There are numerous training schedules available online. Popular guides from Runner’s World and Hal Higdon offer training schedules based on skill level. I decided to use Runner’s World’s Smart Coach, which creates a specific plan based on skill level and previous experience. Most guides suggest a 12-week training schedule that includes 3-4 runs per week, 1-2 cross-training days and 2 days of rest. Make sure you don’t skip your rest days! I’ve noticed that my runs improve dramatically after I’ve given my muscles a day or two to heal and recharge.
In addition to your weekly runs, you should incorporate aerobic cross-training and strength training 1-2 times per week. Try cycling, swimming, or the elliptical machine on your cross-training days. It will feel good to switch up your workouts and build different muscle groups. Find a strength-training program that tones your core and arms in order to prevent muscular imbalances and maintain good running form. Many people tend to neglect strength training because it seems tedious—I know I have in the past! My advice? Just focus on 15-30 minutes a couple of times per week and it will seem less daunting. Soon you will notice the muscle in your core and arms helps your runs!
You don’t need to follow a particular diet while training, however there are a few recommended foods every runner needs to boost immunity, improve performance, and speed up recovery time. Complex carbs such as quinoa, rolled oats and whole wheat are absorbed slowly and provide necessary protein to fuel your lengthy runs. For another great source of protein try greek yogurt with honey and fresh fruit. Omega-3 fatty acids from salmon or flax seeds will help ease joint pain and reduce inflammation. Bananas are perfect post-run snacks, providing potassium that helps repair fatigued muscles.
Don’t underestimate the importance of having the right training gear, especially when it comes to running shoes. Treat yourself to a nice pair of running shoes that will work specifically for your feet. Consult your local running store to make sure you have the right fit – trust me, you will notice the difference!
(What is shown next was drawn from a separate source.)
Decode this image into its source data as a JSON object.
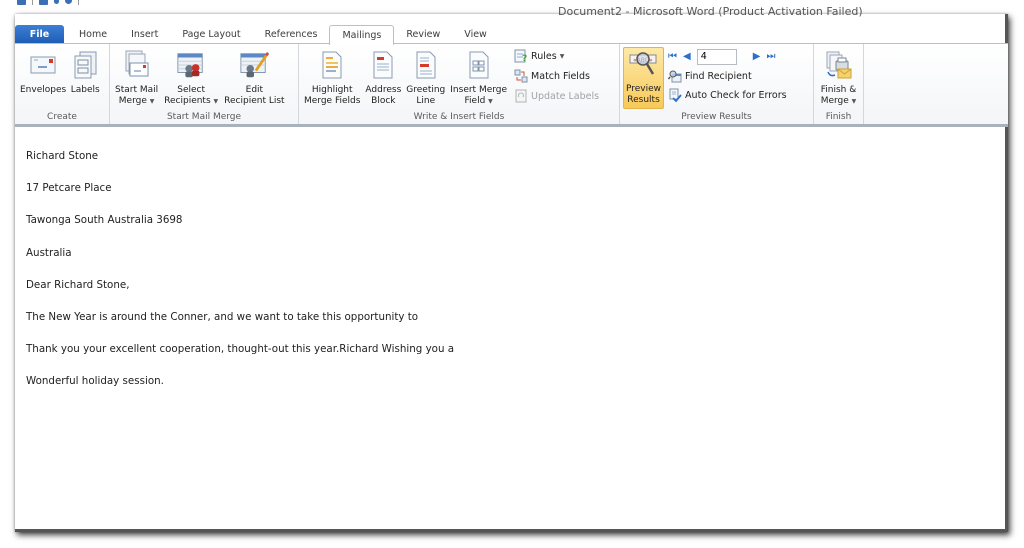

Nothing sidetracks a training program as much as an injury. The best way to stay injury-free is to stretch and rest throughout your half marathon training. You can avoid shin splints by stretching your calves frequently, even on your rest days. Steer clear of “Runner’s Knee” by stretching your hamstrings regularly, particularly after running. You can also break up your training with cycling and yoga to keep injuries at bay.